For the 1896 season, Davis selected his own team and his alma mater to share the title. Lafayette and Princeton had fought to a 0-0 stalemate early in the season.
|Win/Loss/Tie||Date of Game||Points Fielded||Opponent||Points Allowed||Location of Game|
|W||September 26, 1896||44||Volunteer Athletic Club (NY)||0||Easton, Pennsylvania|
|T||October 7, 1896||0||Princeton (NJ)||0||Easton, Pennsylvania|
|W||October 15, 1896||18||West Virginia||0||Fairmont, West Virginia|
|W||October 16, 1896||6||West Virginia||0||Parkersburg, West Virginia|
|W||October 17, 1896||34||West Virginia||0||Wheeling, West Virginia|
|W||October 24, 1896||6||Pennsylvania||4||Philadelphia, Pennsylvania|
|W||October 31, 1896||18||Dickinson College (PA)||0||Easton, Pennsylvania|
|W||November 10, 1896||17||Bloomsburg College (PA)||0||Bloomsburg, Pennsylvania|
|W||November 11, 1896||23||Wyoming Seminary (PA)||0||Kingston, Pennsylvania|
|W||November 14, 1896||38||Franklin & Marshall College (PA)||0||Easton, Pennsylvania|
|W||November 21, 1896||18||Wesleyan University (CT)||0||Easton, Pennsylvania|
|W||November 26, 1896||18||Navy||6||Annapolis, Maryland|
In addition to naming each year's champion, Davis added statistics from the 1873 through the 1933 seasons to his annual Guide. These included the longest scoring plays from rushing, returns, passing plays and interceptions. The 1934 edition was Davis' last to include these compilations, as he died soon after its completion.

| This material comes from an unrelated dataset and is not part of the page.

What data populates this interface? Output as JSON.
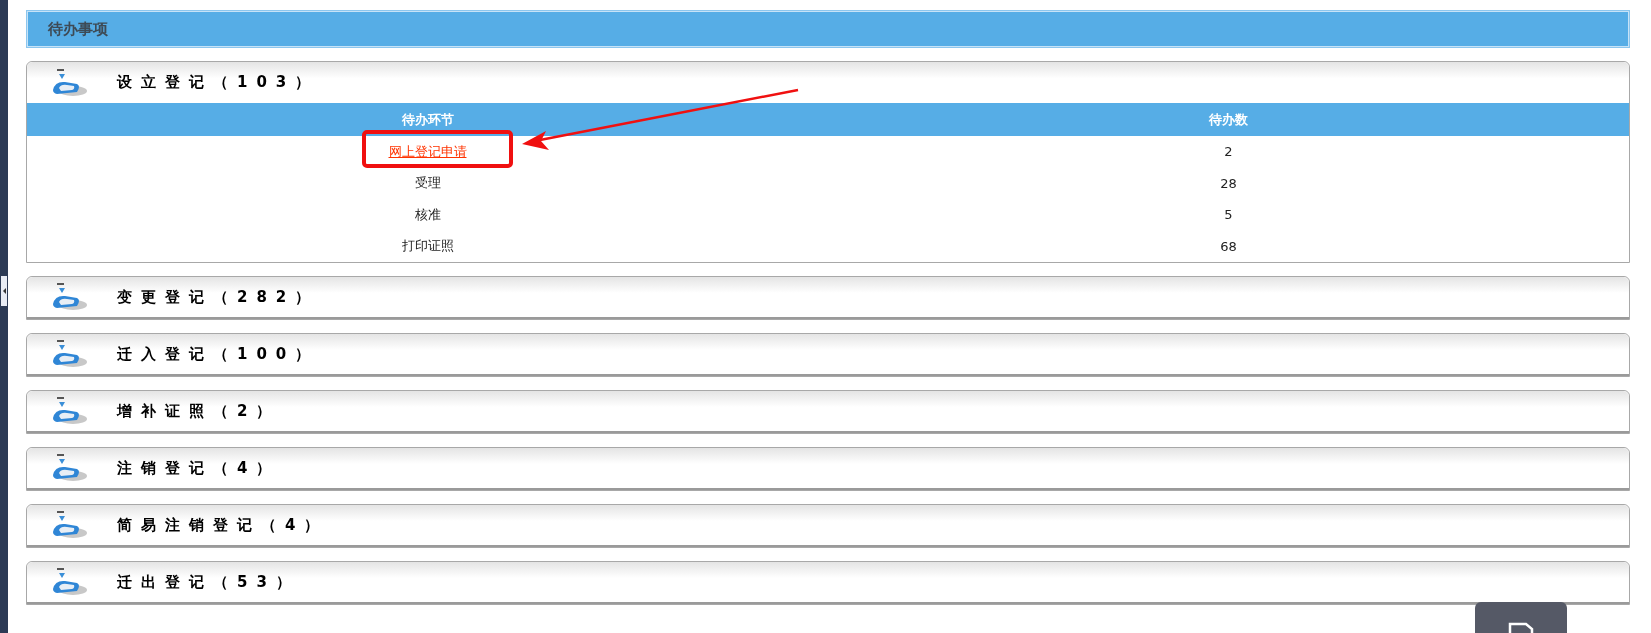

Through the 1937 edition, the records were included with the notation, "Compilations of the late Parke H. Davis.":223–32
Davis also named an All-Time All-America football team in 1931.
Davis' health may have been a concern in the spring of 1934.
Princeton announced that it was inviting the sporting world to honor its famous alum on "Parke Davis Day," which was set for the following October 13. As The Lafayette reported:
The purpose of this event will be to commemorate the long and faithful services which Mr. Davis has given to football. Mr. Davis, a graduate of Princeton, came to Lafayette in 1895. He raised the Maroon from a position of obscurity to a level with the football giants... Lafayette owes much to Parke Davis and should contribute something to this event which is being held in his honor.
But within weeks of the announcement... and months before "Parke Davis Day" was to be held... the honoree was dead.
Rather than attending the planned celebration in New Jersey, "(c)ollege associates, former football stars and members of the bench and bar were among the friends," who arrived in Easton as mourners for June 8 funeral services held at Davis' home. They included Congressman Abram Andrew and legendary Wisconsin coach Phil King, both former teammates at Princeton, and fellow football historian and Princeton grad William H. Edwards.
|Season||Davis' selections as champions of college football[b]|
|1874||Harvard, Princeton, Yale|
|1875||Harvard, Princeton, Columbia:233|
|1919||Harvard, Illinois, Notre Dame|
|1920||Notre Dame, Princeton|
|1921||Cornell, Iowa, Lafayette|
|1928||Detroit, Georgia Tech|
|1930||Alabama, Notre Dame|
|1932||Colgate, Michigan, USC|
|Wisconsin Badgers (Intercollegiate Athletic Association of the Northwest) (1893)|
|Amherst (Independent) (1894)|
|Lafayette (Independent) (1895-1897)|
|National championship Conference title Conference division title or championship game berth|